Word for word, restate the data that follows, omitting the images.

RECORD SET:
BEGIN
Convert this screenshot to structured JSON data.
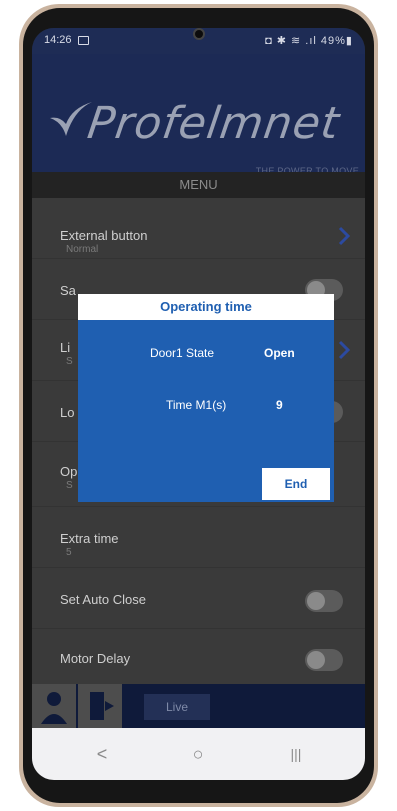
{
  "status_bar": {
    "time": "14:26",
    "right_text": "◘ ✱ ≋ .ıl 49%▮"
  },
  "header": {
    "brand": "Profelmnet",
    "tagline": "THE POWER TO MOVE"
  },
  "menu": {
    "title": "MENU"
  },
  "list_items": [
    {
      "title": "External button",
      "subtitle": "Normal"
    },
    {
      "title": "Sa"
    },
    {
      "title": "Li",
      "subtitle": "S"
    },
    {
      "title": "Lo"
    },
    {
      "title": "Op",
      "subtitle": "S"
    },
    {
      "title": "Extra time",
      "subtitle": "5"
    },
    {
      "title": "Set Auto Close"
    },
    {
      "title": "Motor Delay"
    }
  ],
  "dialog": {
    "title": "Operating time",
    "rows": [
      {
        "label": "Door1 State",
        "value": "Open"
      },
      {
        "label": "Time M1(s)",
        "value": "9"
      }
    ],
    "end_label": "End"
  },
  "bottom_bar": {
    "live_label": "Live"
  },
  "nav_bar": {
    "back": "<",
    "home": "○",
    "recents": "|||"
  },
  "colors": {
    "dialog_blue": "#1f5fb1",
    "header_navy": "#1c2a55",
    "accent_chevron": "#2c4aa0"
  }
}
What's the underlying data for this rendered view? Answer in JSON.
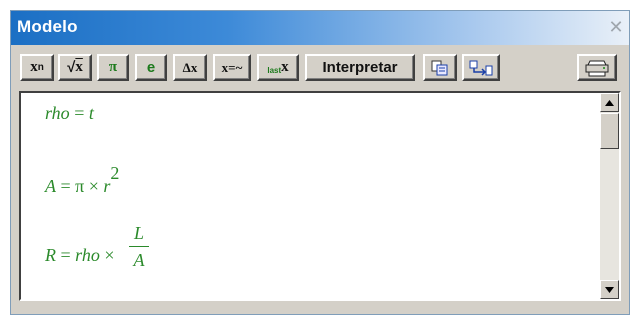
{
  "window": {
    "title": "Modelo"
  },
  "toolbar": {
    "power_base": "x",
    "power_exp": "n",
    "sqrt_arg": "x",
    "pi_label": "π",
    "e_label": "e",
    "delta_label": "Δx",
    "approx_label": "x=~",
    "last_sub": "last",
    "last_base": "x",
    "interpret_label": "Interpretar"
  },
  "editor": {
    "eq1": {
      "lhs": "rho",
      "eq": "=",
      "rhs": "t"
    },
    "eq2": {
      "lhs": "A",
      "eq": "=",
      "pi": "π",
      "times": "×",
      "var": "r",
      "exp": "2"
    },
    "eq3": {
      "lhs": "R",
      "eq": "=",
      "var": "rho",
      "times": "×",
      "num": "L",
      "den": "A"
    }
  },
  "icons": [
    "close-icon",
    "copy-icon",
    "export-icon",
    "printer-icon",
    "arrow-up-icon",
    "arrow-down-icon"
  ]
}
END
SOLUTION:
Convert this screenshot to structured JSON data.
{
  "status_bar": {
    "time": "14:26",
    "right_text": "◘ ✱ ≋ .ıl 49%▮"
  },
  "header": {
    "brand": "Profelmnet",
    "tagline": "THE POWER TO MOVE"
  },
  "menu": {
    "title": "MENU"
  },
  "list_items": [
    {
      "title": "External button",
      "subtitle": "Normal"
    },
    {
      "title": "Sa"
    },
    {
      "title": "Li",
      "subtitle": "S"
    },
    {
      "title": "Lo"
    },
    {
      "title": "Op",
      "subtitle": "S"
    },
    {
      "title": "Extra time",
      "subtitle": "5"
    },
    {
      "title": "Set Auto Close"
    },
    {
      "title": "Motor Delay"
    }
  ],
  "dialog": {
    "title": "Operating time",
    "rows": [
      {
        "label": "Door1 State",
        "value": "Open"
      },
      {
        "label": "Time M1(s)",
        "value": "9"
      }
    ],
    "end_label": "End"
  },
  "bottom_bar": {
    "live_label": "Live"
  },
  "nav_bar": {
    "back": "<",
    "home": "○",
    "recents": "|||"
  },
  "colors": {
    "dialog_blue": "#1f5fb1",
    "header_navy": "#1c2a55",
    "accent_chevron": "#2c4aa0"
  }
}
What's the underlying data for this rendered view? Answer in JSON.
{
  "window": {
    "title": "Modelo"
  },
  "toolbar": {
    "power_base": "x",
    "power_exp": "n",
    "sqrt_arg": "x",
    "pi_label": "π",
    "e_label": "e",
    "delta_label": "Δx",
    "approx_label": "x=~",
    "last_sub": "last",
    "last_base": "x",
    "interpret_label": "Interpretar"
  },
  "editor": {
    "eq1": {
      "lhs": "rho",
      "eq": "=",
      "rhs": "t"
    },
    "eq2": {
      "lhs": "A",
      "eq": "=",
      "pi": "π",
      "times": "×",
      "var": "r",
      "exp": "2"
    },
    "eq3": {
      "lhs": "R",
      "eq": "=",
      "var": "rho",
      "times": "×",
      "num": "L",
      "den": "A"
    }
  },
  "icons": [
    "close-icon",
    "copy-icon",
    "export-icon",
    "printer-icon",
    "arrow-up-icon",
    "arrow-down-icon"
  ]
}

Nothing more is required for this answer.